She emphasised the importance of early diagnosis and treatment, as current symptomatic treatment only alleviates symptoms without targeting the virus itself. “In terms of protection that can be induced with vaccines, this doesn’t exist in India at present, Raghavan told a news agency.
Experts acknowledge the crucial role that vaccines play in combating dengue, but they caution that preventives alone are not the sole solution to this deadly and widespread disease.
“While efforts have been made to develop dengue vaccines, the development of treatments for dengue has been largely neglected, mainly due to inadequate funding as dengue primarily affects low- and middle-income countries,” explained Malavige from DNDi.
She further added, “Some clinical trials have tested antivirals, but they were not shown to be effective. Other trials have evaluated alternative approaches targeting host pathways, showing varying levels of success.”
Experts also point out that the limited focus on developing treatments for dengue by global organizations is a significant reason for the lack of effective drugs.
Roy emphasised that antiviral drugs face similar challenges to vaccines, as they are not equally effective against all dengue serotypes.
There are ongoing efforts within India and globally to develop an effective and efficient vaccine with lower risks compared to the currently approved vaccine, Dengvaxia.

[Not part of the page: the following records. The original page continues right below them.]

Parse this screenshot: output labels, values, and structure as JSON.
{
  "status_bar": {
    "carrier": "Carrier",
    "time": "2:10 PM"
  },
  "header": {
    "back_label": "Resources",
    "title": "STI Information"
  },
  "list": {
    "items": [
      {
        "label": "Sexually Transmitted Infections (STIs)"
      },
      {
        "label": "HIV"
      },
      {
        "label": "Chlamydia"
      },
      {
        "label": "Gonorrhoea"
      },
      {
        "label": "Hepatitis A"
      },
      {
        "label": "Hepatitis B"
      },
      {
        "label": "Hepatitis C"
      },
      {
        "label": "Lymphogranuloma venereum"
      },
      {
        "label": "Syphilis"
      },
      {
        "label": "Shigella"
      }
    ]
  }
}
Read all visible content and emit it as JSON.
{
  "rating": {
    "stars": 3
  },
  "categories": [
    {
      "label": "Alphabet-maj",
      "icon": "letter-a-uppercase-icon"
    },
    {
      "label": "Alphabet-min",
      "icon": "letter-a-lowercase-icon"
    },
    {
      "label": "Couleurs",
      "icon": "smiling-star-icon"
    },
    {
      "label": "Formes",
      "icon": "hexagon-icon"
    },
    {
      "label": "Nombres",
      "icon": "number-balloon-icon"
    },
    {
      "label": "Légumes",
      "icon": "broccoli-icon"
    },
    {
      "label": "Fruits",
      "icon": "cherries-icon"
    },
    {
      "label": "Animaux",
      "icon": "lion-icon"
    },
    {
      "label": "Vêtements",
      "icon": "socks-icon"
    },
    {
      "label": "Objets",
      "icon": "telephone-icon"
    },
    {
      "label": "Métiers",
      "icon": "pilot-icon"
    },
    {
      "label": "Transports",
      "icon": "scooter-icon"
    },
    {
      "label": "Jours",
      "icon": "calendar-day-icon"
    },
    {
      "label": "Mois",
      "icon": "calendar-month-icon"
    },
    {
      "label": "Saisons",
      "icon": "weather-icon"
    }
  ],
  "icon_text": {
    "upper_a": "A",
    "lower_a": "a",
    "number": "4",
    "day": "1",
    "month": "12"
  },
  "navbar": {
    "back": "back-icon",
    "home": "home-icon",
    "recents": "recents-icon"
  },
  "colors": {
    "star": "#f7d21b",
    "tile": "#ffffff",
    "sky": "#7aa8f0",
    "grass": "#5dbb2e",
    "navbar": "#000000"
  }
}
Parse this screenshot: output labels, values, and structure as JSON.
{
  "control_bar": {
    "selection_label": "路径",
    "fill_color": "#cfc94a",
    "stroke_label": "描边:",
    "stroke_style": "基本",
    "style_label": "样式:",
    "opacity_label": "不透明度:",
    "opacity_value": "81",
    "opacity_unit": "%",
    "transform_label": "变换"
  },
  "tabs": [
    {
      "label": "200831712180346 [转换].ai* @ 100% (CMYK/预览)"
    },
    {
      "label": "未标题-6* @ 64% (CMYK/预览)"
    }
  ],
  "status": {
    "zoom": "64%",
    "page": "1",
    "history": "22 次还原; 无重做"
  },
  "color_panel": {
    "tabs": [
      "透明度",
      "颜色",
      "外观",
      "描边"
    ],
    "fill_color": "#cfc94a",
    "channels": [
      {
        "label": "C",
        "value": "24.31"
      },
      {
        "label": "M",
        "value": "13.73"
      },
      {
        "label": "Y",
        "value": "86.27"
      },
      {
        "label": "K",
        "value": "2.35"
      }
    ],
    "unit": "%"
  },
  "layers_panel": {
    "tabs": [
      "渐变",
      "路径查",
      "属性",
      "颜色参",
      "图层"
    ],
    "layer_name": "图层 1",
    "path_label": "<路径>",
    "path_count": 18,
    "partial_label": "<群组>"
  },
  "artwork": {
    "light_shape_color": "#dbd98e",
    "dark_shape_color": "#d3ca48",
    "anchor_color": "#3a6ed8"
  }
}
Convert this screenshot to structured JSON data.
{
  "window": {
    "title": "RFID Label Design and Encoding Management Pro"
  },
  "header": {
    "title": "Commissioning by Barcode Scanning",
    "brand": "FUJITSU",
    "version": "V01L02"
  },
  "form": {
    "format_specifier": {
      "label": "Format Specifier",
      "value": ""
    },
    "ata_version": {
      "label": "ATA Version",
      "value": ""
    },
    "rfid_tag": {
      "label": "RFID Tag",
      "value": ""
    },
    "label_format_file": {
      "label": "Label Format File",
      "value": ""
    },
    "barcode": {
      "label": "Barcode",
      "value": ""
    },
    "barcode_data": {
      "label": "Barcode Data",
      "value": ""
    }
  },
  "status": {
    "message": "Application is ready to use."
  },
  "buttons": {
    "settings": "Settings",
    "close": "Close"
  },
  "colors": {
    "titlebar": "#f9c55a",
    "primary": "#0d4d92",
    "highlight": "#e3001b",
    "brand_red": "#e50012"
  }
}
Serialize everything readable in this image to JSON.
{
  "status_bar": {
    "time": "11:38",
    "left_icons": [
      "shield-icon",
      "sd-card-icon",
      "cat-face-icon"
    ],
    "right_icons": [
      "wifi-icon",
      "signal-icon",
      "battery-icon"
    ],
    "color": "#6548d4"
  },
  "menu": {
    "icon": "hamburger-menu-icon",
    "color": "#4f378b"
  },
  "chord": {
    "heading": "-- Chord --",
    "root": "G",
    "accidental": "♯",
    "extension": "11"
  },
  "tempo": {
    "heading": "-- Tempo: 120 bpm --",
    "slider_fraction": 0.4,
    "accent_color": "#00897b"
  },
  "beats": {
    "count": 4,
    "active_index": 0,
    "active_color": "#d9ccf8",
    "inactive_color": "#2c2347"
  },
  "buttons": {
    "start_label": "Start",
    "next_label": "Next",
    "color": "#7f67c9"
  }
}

“Apart from Dengvaxia, companies like Takeda and other entities such as the National Institute of Allergy and Infectious Diseases (NIAID) in the US and the Butantan Institute in Brazil have developed their versions of tetravalent live attenuated vaccines against dengue, which are at various stages of clinical trial and regulatory approval,” Raghavan said.
Takeda has sought permission from the Indian drug regulator to conduct phase three clinical trials for its Qdenga dengue vaccine, which has already received approval in the European Union and Indonesia.
Raghavan also mentioned several preclinical studies utilising traditional vaccine approaches as well as newer platforms such as DNA and mRNA technologies.
Malavige emphasised that in the absence of specific treatments for dengue, extensive monitoring of all dengue patients is crucial for the early detection of complications and effective fluid management, which is the only available treatment option.
To address this treatment gap, the Dengue Alliance has been established by DNDi in collaboration with key partners such as the Translational Health Science and Technology Institute (THSTI) in Delhi, the Ministry of Health of Malaysia, the Siriraj Hospital Faculty of Medicine at Mahidol University in Thailand, and the Oswaldo Cruz Foundation and Federal University of Minas Gerais (UFMG) in Brazil.
The Dengue Alliance aims to develop suitable antiviral drugs and host-directed treatments (HDTs) by repurposing existing drugs. The progress of this work has been promising thus far, according to experts.
To accelerate the clinical translation of the dengue DNA vaccine, Sankardoss’s lab at the Rajiv Gandhi Centre for Biotechnology is collaborating closely with institutions like the NCBS, THSTI, and IISc.
The team is focusing on nano plasmids – small circular DNA constructs – which can overcome fundamental challenges in vaccine development and lead to enhanced immune responses and immunological memory.
Leave a Reply